• Entries provided:
----------

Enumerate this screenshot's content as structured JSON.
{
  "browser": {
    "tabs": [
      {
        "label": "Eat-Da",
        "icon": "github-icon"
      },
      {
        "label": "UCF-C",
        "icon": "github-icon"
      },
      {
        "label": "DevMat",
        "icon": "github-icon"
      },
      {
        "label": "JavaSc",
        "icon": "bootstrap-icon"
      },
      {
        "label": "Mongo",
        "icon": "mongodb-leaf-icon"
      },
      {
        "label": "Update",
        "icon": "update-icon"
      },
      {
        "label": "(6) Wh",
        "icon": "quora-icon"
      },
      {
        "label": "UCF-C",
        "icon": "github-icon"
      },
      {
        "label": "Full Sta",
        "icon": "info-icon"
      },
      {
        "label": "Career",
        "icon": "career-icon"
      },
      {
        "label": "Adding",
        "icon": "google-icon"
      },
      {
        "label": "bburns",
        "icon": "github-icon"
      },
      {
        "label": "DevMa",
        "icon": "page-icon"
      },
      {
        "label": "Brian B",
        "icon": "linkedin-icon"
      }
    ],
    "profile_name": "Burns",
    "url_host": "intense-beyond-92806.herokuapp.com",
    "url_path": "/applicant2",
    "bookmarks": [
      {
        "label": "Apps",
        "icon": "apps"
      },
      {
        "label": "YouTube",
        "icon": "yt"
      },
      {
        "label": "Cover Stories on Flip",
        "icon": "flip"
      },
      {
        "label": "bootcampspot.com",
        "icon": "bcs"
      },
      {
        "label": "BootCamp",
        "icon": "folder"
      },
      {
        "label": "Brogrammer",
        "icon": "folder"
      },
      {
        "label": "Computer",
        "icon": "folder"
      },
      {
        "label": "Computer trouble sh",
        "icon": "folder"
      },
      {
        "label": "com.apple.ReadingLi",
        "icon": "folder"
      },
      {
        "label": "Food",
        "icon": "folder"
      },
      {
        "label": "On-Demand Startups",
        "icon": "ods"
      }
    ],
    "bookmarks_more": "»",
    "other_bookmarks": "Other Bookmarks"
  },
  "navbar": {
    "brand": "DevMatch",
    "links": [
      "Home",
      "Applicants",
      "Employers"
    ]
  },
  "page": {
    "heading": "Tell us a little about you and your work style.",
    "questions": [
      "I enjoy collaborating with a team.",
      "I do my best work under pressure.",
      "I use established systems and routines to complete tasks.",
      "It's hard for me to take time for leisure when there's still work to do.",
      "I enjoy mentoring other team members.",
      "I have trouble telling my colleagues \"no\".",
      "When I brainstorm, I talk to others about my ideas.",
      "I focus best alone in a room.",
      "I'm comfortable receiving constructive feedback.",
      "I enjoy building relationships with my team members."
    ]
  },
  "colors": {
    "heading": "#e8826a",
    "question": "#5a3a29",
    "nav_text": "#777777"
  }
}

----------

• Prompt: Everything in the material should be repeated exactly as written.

• Reply to the task:
Enumerate this screenshot's content as structured JSON.
{
  "browser": {
    "tabs": [
      {
        "label": "Eat-Da",
        "icon": "github-icon"
      },
      {
        "label": "UCF-C",
        "icon": "github-icon"
      },
      {
        "label": "DevMat",
        "icon": "github-icon"
      },
      {
        "label": "JavaSc",
        "icon": "bootstrap-icon"
      },
      {
        "label": "Mongo",
        "icon": "mongodb-leaf-icon"
      },
      {
        "label": "Update",
        "icon": "update-icon"
      },
      {
        "label": "(6) Wh",
        "icon": "quora-icon"
      },
      {
        "label": "UCF-C",
        "icon": "github-icon"
      },
      {
        "label": "Full Sta",
        "icon": "info-icon"
      },
      {
        "label": "Career",
        "icon": "career-icon"
      },
      {
        "label": "Adding",
        "icon": "google-icon"
      },
      {
        "label": "bburns",
        "icon": "github-icon"
      },
      {
        "label": "DevMa",
        "icon": "page-icon"
      },
      {
        "label": "Brian B",
        "icon": "linkedin-icon"
      }
    ],
    "profile_name": "Burns",
    "url_host": "intense-beyond-92806.herokuapp.com",
    "url_path": "/applicant2",
    "bookmarks": [
      {
        "label": "Apps",
        "icon": "apps"
      },
      {
        "label": "YouTube",
        "icon": "yt"
      },
      {
        "label": "Cover Stories on Flip",
        "icon": "flip"
      },
      {
        "label": "bootcampspot.com",
        "icon": "bcs"
      },
      {
        "label": "BootCamp",
        "icon": "folder"
      },
      {
        "label": "Brogrammer",
        "icon": "folder"
      },
      {
        "label": "Computer",
        "icon": "folder"
      },
      {
        "label": "Computer trouble sh",
        "icon": "folder"
      },
      {
        "label": "com.apple.ReadingLi",
        "icon": "folder"
      },
      {
        "label": "Food",
        "icon": "folder"
      },
      {
        "label": "On-Demand Startups",
        "icon": "ods"
      }
    ],
    "bookmarks_more": "»",
    "other_bookmarks": "Other Bookmarks"
  },
  "navbar": {
    "brand": "DevMatch",
    "links": [
      "Home",
      "Applicants",
      "Employers"
    ]
  },
  "page": {
    "heading": "Tell us a little about you and your work style.",
    "questions": [
      "I enjoy collaborating with a team.",
      "I do my best work under pressure.",
      "I use established systems and routines to complete tasks.",
      "It's hard for me to take time for leisure when there's still work to do.",
      "I enjoy mentoring other team members.",
      "I have trouble telling my colleagues \"no\".",
      "When I brainstorm, I talk to others about my ideas.",
      "I focus best alone in a room.",
      "I'm comfortable receiving constructive feedback.",
      "I enjoy building relationships with my team members."
    ]
  },
  "colors": {
    "heading": "#e8826a",
    "question": "#5a3a29",
    "nav_text": "#777777"
  }
}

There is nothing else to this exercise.